I have answered that question. There is no truth in it, and that is why the Soviet Union is back at the negotiating table. This Government are broadly pursuing policies pursued by every Labour Government since the war.

Mr. Kevin McNamara (Kingston upon Hull, North)

We have had some splendid revelations today. It took a three-month planning exercise for the Secretary of State to go down in history as the victor of Molesworth common. More British troops were used against 100 British peace campaigners and Quakers at Molesworth common than were used against the Argentines at Goose green. That is the extent of Secretary of State's victory today. If ever a nut used a sledge hammer, it was the Secretary of State on this occasion. Is the Secretary of State aware that with the Geneva talks about to take place, many people throughout the world and in this country believe that we should not be going ahead with any preparations for further deployment of cruise, but that there should be a complete freeze on any deployment until we know the outcome of those talks? When the Labour party is on the Government Benches—[Interruption.]—it will not be long—it will be our policy to rid these islands of cruise, other nuclear weapons and nuclear bases.

Mr. Heseltine

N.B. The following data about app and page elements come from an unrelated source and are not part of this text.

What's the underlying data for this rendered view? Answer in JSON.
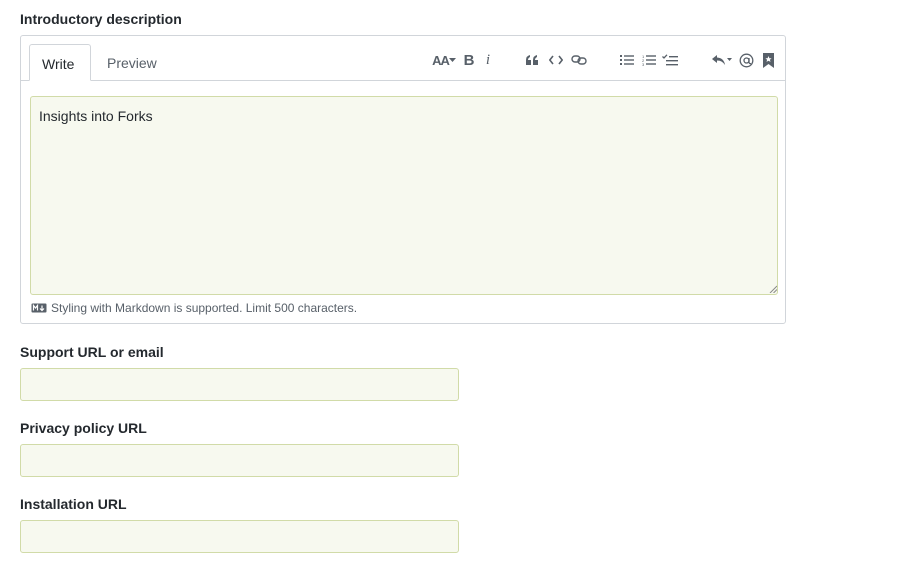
{
  "description": {
    "label": "Introductory description",
    "tabs": {
      "write": "Write",
      "preview": "Preview"
    },
    "toolbar": {
      "heading": "AA",
      "bold": "B",
      "italic": "i"
    },
    "value": "Insights into Forks",
    "hint": "Styling with Markdown is supported. Limit 500 characters."
  },
  "support": {
    "label": "Support URL or email",
    "value": ""
  },
  "privacy": {
    "label": "Privacy policy URL",
    "value": ""
  },
  "installation": {
    "label": "Installation URL",
    "value": ""
  },
  "colors": {
    "input_bg": "#f7f9ef",
    "input_border": "#d1dba8",
    "text": "#24292e",
    "muted": "#586069"
  },
  "icons": [
    "heading-icon",
    "bold-icon",
    "italic-icon",
    "quote-icon",
    "code-icon",
    "link-icon",
    "unordered-list-icon",
    "ordered-list-icon",
    "task-list-icon",
    "reply-icon",
    "mention-icon",
    "bookmark-icon",
    "markdown-icon"
  ]
}
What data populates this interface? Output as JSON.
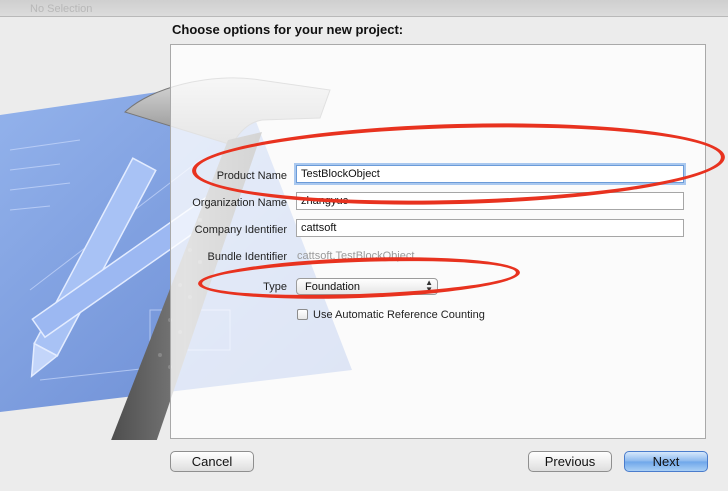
{
  "window": {
    "top_text": "No Selection"
  },
  "heading": "Choose options for your new project:",
  "form": {
    "product_name": {
      "label": "Product Name",
      "value": "TestBlockObject"
    },
    "organization_name": {
      "label": "Organization Name",
      "value": "zhangyuc"
    },
    "company_identifier": {
      "label": "Company Identifier",
      "value": "cattsoft"
    },
    "bundle_identifier": {
      "label": "Bundle Identifier",
      "value": "cattsoft.TestBlockObject"
    },
    "type": {
      "label": "Type",
      "value": "Foundation"
    },
    "arc_checkbox": {
      "label": "Use Automatic Reference Counting",
      "checked": false
    }
  },
  "buttons": {
    "cancel": "Cancel",
    "previous": "Previous",
    "next": "Next"
  },
  "colors": {
    "annotation": "#e8321f",
    "focus": "#a9c8ef",
    "blueprint": "#6d8fd6"
  }
}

I suppose that it is too much to expect the hon. Gentleman to report accurately what the House has been told. The only people who had contact with the demonstrators were members of the civil or Ministry of Defence police. The Royal Engineers were used to build the fence. To the best of my knowledge—I shall correct this if it is wrong—when I was on the site at about 11 o'clock, no force had been used in connection with moving any demonstrators because they had gone peacefully. One of the reasons why they had gone peacefully was that it was apparent that there was no purpose in them doing anything other than that. If there had been an inadequate presence on that site, they would then have been tempted to resort to the tactics that they had told us they would use — to call up more demonstrators from all over the country. The hon. Gentleman tells us that when the Labour party is in power it will pursue a whole range of non-nuclear policies. He fails to understand that it is because of that threat that it is not in power.